Raquel is a Union member and the new Latin America President. Her career has focused on the genomic epidemiology of tuberculosis and currently works at Universidad Autónoma de Baja California, in Mexico.
During the week of World Lung Day, we learn more about Raquel and her motivation to become the Union Latin America President.
Why did you want to become the Union Latin America President?
"I wanted to become the Union Latin America President because I am deeply passionate about positively impacting public health in our region. Tuberculosis is a significant public health issue that affects many lives, and by leading this organisation, I can contribute to the efforts to combat this disease effectively.”
What do you hope to achieve as Latin America President?
“I am committed to raising awareness about tuberculosis, advocating for better healthcare policies, and fostering collaboration among healthcare professionals, researchers, and organisations throughout Latin America.
“Through my leadership, I aim to reduce the burden of tuberculosis in our communities and improve the quality of life for those affected by this disease.
“I am excited about the opportunity to work with dedicated individuals and organisations in the fight against tuberculosis.

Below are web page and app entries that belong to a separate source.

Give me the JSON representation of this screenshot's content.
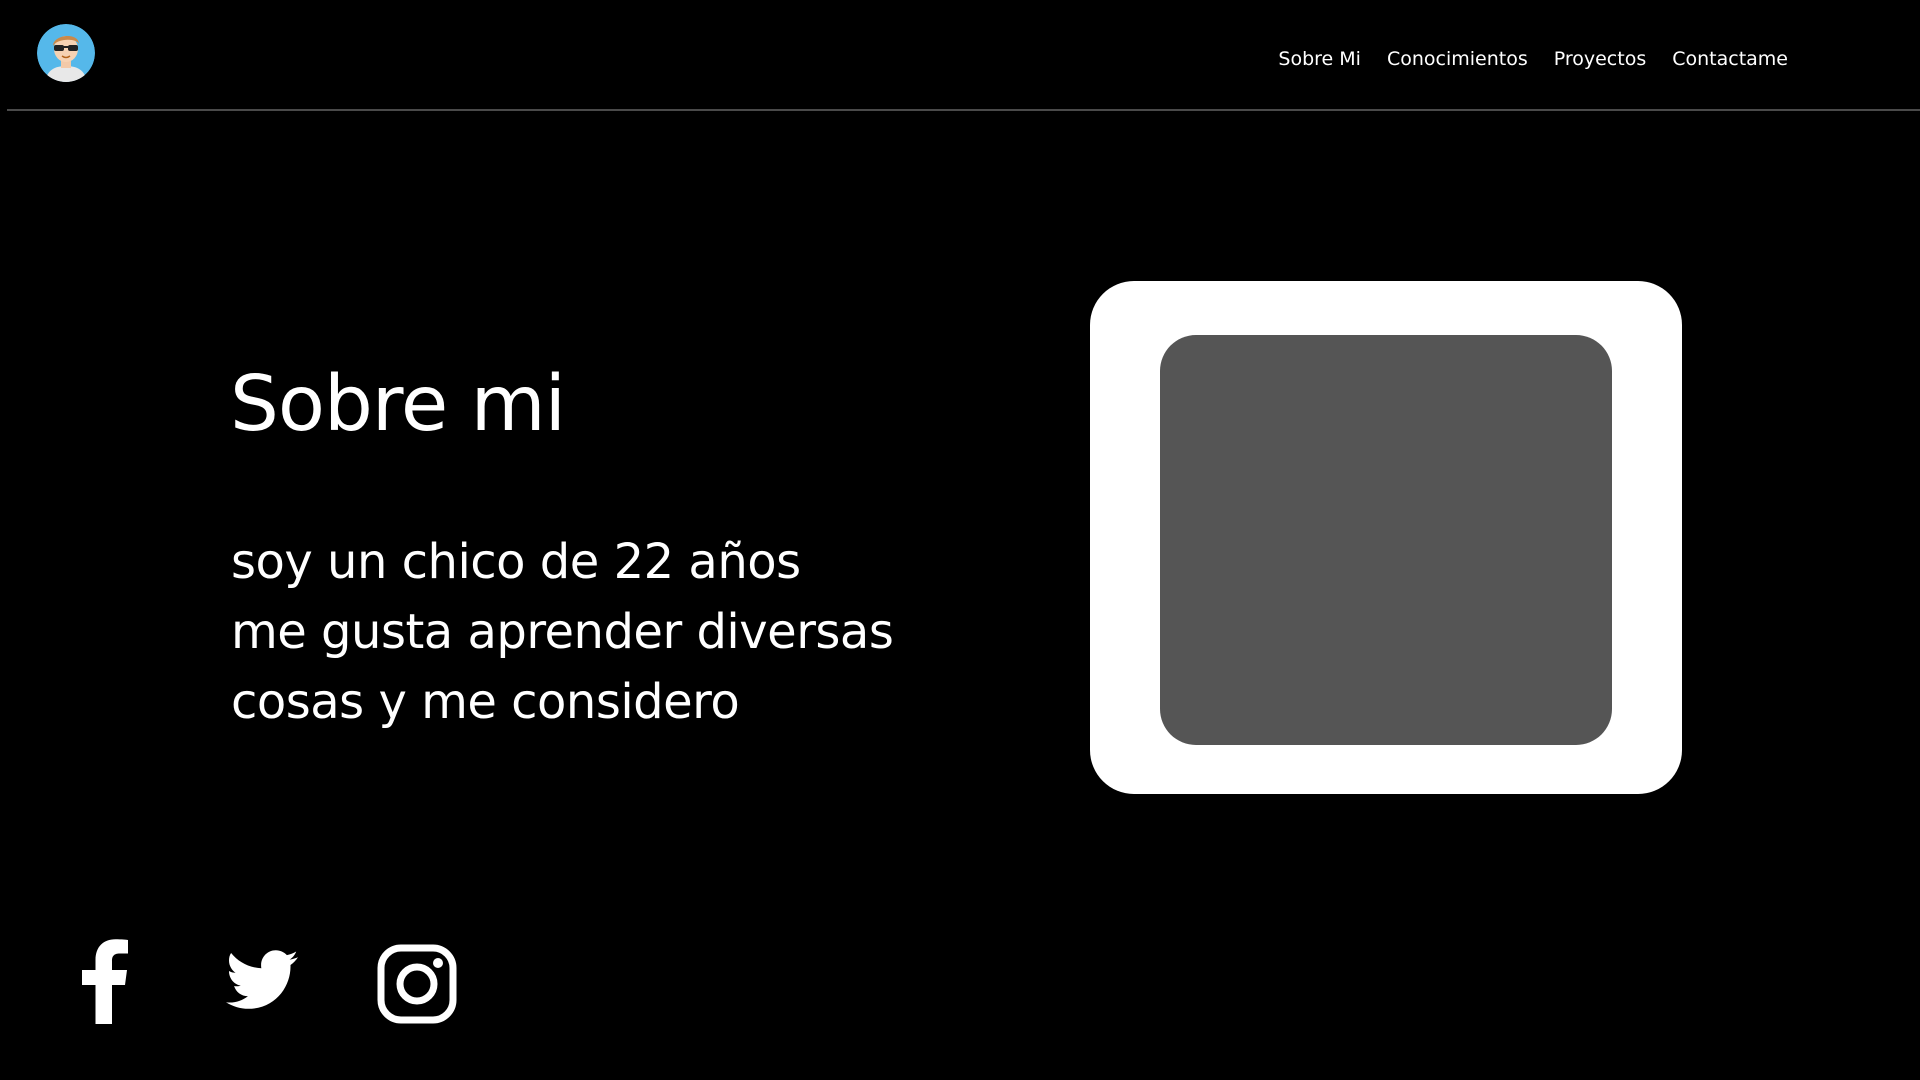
{
  "header": {
    "avatar_icon": "avatar-sunglasses-icon",
    "nav": [
      {
        "label": "Sobre Mi"
      },
      {
        "label": "Conocimientos"
      },
      {
        "label": "Proyectos"
      },
      {
        "label": "Contactame"
      }
    ]
  },
  "hero": {
    "title": "Sobre mi",
    "lines": [
      "soy un chico de 22 años",
      "me gusta aprender diversas",
      "cosas y me considero"
    ]
  },
  "media": {
    "frame_color": "#ffffff",
    "inner_color": "#555555"
  },
  "socials": [
    {
      "icon": "facebook-icon"
    },
    {
      "icon": "twitter-icon"
    },
    {
      "icon": "instagram-icon"
    }
  ],
  "colors": {
    "background": "#000000",
    "text": "#ffffff",
    "divider": "#4a4a4a",
    "avatar_bg": "#4fb3e8"
  }
}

I am confident that together, we can achieve meaningful progress in the years to come."
The theme of this year’s World Lung Day is ‘Access to Prevention and Treatment for All’. What would you say the key challenges to access are in Latin America and how can we overcome them?
“The key challenges to access in Latin America encompass a range of factors, including active screening, budget constraints, and social determinants. In a region where poverty, malnutrition, and migration are pervasive issues, addressing these challenges is crucial for improving access to essential services and opportunities for all.”
Raquel expanded on these points for us:
Screening for active tuberculosis
Screening for active tuberculosis is vital to healthcare and social services, especially during health crises like the COVID-19 pandemic. However, in Latin America, there are several challenges associated with active screening:
- Infrastructure: Many regions need more healthcare infrastructure for efficient and widespread testing and screening.
- Awareness: There is often a need for more attention or understanding among the population regarding the importance of screening, leading to low participation rates.
- Trust: Mistrust in government institutions and healthcare systems can deter individuals from participating in active screening efforts.
Overcoming screening for active tuberculosis challenges
- Investment in Infrastructure: Governments and international organisations should invest in healthcare infrastructure to expand testing and screening capabilities.
- Community engagement: Public awareness campaigns and community engagement initiatives can educate the population about the importance of active screening.
- Trust-building measures: Establishing trust through transparent communication and ensuring data privacy can encourage more people to participate in screening programs.
More budgets are needed to ensure the government can provide essential services, including healthcare and education. Budget constraints contribute to disparities in access to these services, especially in marginalised communities.
Overcoming budget constraints
- Resource allocation: Governments should prioritise healthcare, education, and social services funding to ensure equitable access.
- Efficiency and accountability: Streamlining government processes, reducing corruption, and ensuring budget transparency can maximise the impact of available resources.
- International aid and cooperation: Latin American countries can collaborate with international organisations and neighbouring nations to secure additional funding and support for critical services.
Poverty, malnutrition, and migration are interconnected social determinants significantly impacting Latin America's access to opportunities and resources.
- Poverty: Poverty limits Latin American countries' access to education, healthcare, and economic opportunities.
- Malnutrition: Malnourished individuals are more susceptible to health issues, hindering their overall well-being.
- Migration: Displacement due to economic hardships or violence disrupts access to stable living conditions and essential services.
Overcoming social determinants challenges
- Economic development: Focusing on sustainable economic development can alleviate poverty and improve access to essential services.
- Nutrition programs: Implementing nutrition programs, especially for children and pregnant women, can combat malnutrition.
- Migrant support: Providing support for migrants, both internal and external, can ensure they have access to essential services and protection.
Overcoming the key challenges to access in Latin America requires a multifaceted approach that addresses active screening, budget constraints, and social determinants. It necessitates collaboration between governments, international organisations, and communities to build a more equitable and inclusive society in the region. By investing in infrastructure, improving budget management, and addressing social determinants, Latin America can work towards better access to essential services for all its citizens.